Check each line of the material, and show the ones that include the word "rail".
Start of Block
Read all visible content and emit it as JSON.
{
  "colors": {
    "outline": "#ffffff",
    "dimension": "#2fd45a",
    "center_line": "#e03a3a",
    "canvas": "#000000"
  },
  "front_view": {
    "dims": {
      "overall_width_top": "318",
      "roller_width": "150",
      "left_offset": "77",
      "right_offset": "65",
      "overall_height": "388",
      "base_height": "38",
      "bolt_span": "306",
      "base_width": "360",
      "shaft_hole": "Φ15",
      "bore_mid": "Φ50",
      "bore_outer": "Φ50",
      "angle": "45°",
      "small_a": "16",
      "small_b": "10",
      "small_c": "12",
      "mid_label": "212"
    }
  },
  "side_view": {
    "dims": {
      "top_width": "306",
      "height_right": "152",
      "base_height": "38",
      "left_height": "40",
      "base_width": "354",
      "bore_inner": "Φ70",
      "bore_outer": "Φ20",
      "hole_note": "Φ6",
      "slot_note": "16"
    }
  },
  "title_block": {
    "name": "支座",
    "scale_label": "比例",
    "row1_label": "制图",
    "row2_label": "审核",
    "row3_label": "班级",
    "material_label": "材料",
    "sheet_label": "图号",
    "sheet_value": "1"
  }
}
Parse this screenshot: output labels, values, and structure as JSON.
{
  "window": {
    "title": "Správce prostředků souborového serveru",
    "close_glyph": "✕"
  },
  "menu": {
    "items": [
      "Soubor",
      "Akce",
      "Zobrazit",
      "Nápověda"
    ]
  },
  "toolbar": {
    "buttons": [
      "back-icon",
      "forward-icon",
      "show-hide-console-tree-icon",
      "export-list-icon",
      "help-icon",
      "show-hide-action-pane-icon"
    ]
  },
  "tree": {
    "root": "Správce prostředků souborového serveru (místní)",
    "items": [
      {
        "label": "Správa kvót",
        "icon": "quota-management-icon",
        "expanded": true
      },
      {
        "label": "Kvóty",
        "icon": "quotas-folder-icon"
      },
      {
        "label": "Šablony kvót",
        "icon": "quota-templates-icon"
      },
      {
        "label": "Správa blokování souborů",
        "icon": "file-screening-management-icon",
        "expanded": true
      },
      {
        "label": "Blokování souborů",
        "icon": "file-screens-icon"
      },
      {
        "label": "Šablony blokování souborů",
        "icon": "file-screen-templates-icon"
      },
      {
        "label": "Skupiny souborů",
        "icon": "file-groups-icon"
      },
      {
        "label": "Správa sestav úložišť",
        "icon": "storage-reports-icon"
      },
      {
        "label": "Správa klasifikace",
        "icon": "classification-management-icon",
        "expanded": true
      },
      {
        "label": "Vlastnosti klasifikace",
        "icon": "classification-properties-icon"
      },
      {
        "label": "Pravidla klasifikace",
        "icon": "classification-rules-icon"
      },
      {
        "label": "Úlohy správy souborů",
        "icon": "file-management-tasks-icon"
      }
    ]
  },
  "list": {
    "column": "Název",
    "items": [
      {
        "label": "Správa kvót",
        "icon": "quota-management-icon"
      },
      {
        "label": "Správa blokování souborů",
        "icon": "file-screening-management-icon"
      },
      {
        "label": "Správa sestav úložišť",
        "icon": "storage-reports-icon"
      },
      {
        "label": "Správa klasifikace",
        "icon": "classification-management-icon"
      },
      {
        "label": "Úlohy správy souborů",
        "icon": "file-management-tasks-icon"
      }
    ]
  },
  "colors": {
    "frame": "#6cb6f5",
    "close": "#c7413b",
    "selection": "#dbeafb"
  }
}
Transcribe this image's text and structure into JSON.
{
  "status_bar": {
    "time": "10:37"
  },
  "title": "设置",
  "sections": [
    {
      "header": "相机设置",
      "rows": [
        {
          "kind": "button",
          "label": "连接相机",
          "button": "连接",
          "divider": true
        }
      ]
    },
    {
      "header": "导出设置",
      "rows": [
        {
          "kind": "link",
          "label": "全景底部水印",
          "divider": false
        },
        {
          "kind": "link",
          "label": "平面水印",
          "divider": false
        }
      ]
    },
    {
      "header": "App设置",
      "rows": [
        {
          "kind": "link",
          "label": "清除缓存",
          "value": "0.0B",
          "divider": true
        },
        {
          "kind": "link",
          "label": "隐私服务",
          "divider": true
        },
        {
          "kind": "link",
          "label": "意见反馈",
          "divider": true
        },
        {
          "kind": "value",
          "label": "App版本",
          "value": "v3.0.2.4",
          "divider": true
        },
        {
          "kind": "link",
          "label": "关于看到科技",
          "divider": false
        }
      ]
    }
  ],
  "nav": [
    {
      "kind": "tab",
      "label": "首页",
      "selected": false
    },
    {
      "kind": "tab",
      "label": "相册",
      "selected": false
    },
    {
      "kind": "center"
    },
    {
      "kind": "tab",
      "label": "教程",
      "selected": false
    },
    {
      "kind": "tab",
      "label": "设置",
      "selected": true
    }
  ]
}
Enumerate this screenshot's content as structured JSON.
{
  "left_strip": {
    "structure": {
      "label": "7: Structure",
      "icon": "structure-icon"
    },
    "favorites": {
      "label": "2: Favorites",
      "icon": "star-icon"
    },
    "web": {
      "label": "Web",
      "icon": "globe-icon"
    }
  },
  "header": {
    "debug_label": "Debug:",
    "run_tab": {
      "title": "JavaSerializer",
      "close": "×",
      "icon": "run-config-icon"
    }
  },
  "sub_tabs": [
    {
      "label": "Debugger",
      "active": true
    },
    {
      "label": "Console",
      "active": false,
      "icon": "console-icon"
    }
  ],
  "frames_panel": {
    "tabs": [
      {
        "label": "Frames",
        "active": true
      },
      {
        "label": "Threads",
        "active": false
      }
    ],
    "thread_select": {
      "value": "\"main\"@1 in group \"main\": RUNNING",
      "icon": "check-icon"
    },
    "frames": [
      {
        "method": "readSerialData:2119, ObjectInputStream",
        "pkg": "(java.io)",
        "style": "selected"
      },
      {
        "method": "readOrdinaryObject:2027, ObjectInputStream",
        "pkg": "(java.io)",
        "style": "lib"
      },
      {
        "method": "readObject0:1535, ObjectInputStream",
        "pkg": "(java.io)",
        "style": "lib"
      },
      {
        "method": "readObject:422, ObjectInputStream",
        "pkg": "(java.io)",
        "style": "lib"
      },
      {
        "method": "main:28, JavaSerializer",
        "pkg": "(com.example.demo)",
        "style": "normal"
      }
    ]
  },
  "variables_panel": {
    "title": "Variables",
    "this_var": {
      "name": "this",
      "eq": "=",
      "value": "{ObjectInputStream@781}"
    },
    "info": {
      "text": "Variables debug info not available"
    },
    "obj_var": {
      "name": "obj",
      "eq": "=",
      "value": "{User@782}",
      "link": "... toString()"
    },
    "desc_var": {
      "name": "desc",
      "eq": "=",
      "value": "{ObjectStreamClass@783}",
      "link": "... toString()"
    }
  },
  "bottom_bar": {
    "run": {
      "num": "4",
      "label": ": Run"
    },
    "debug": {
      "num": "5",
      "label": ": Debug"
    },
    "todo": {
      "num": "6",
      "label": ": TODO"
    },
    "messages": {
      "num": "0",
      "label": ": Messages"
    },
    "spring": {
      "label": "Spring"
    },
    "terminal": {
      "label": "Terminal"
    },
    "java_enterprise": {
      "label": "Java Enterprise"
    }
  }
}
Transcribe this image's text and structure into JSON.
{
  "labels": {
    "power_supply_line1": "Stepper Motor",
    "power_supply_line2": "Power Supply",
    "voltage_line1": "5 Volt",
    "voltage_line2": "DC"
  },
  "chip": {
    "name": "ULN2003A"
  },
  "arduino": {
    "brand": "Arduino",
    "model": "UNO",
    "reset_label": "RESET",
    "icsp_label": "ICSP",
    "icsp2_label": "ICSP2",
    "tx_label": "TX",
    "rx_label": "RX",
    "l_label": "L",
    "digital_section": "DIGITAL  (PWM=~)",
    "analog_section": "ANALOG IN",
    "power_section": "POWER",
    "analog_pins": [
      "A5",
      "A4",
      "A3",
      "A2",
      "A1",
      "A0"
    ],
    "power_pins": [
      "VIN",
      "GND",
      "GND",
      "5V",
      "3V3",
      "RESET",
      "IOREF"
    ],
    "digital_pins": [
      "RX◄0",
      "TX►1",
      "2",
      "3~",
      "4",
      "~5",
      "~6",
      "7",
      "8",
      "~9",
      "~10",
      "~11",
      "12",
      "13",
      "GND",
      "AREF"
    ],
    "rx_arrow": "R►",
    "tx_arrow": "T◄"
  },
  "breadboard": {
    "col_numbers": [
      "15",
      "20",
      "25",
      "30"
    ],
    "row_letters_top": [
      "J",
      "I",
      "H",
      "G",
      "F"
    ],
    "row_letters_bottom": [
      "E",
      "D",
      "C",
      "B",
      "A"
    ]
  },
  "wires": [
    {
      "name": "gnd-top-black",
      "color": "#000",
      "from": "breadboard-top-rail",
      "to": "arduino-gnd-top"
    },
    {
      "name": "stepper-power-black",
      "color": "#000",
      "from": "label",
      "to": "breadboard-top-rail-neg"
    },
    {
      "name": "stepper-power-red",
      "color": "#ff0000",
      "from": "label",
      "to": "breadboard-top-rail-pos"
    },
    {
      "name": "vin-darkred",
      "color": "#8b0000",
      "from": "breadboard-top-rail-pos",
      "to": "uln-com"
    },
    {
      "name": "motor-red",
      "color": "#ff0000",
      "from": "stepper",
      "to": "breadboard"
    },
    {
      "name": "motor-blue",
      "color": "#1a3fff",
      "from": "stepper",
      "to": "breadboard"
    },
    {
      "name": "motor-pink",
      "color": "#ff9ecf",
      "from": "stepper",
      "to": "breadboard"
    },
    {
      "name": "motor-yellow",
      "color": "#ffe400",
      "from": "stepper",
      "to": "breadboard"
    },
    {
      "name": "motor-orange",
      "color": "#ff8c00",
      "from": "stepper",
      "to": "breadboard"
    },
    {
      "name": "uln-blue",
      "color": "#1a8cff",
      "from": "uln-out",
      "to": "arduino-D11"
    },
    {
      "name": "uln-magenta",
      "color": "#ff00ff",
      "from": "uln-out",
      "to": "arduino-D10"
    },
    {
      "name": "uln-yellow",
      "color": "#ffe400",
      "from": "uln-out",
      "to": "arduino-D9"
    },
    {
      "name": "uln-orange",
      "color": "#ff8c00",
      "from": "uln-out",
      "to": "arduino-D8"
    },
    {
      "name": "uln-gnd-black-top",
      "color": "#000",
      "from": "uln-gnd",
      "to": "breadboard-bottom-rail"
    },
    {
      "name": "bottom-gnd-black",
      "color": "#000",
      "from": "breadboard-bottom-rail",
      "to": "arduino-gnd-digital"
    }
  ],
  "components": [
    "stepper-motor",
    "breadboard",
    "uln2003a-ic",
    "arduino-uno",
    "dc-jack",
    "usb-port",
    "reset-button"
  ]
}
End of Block
# RESULT
      "from": "breadboard-top-rail",
      "to": "breadboard-top-rail-neg"
      "to": "breadboard-top-rail-pos"
      "from": "breadboard-top-rail-pos",
      "to": "breadboard-bottom-rail"
      "from": "breadboard-bottom-rail",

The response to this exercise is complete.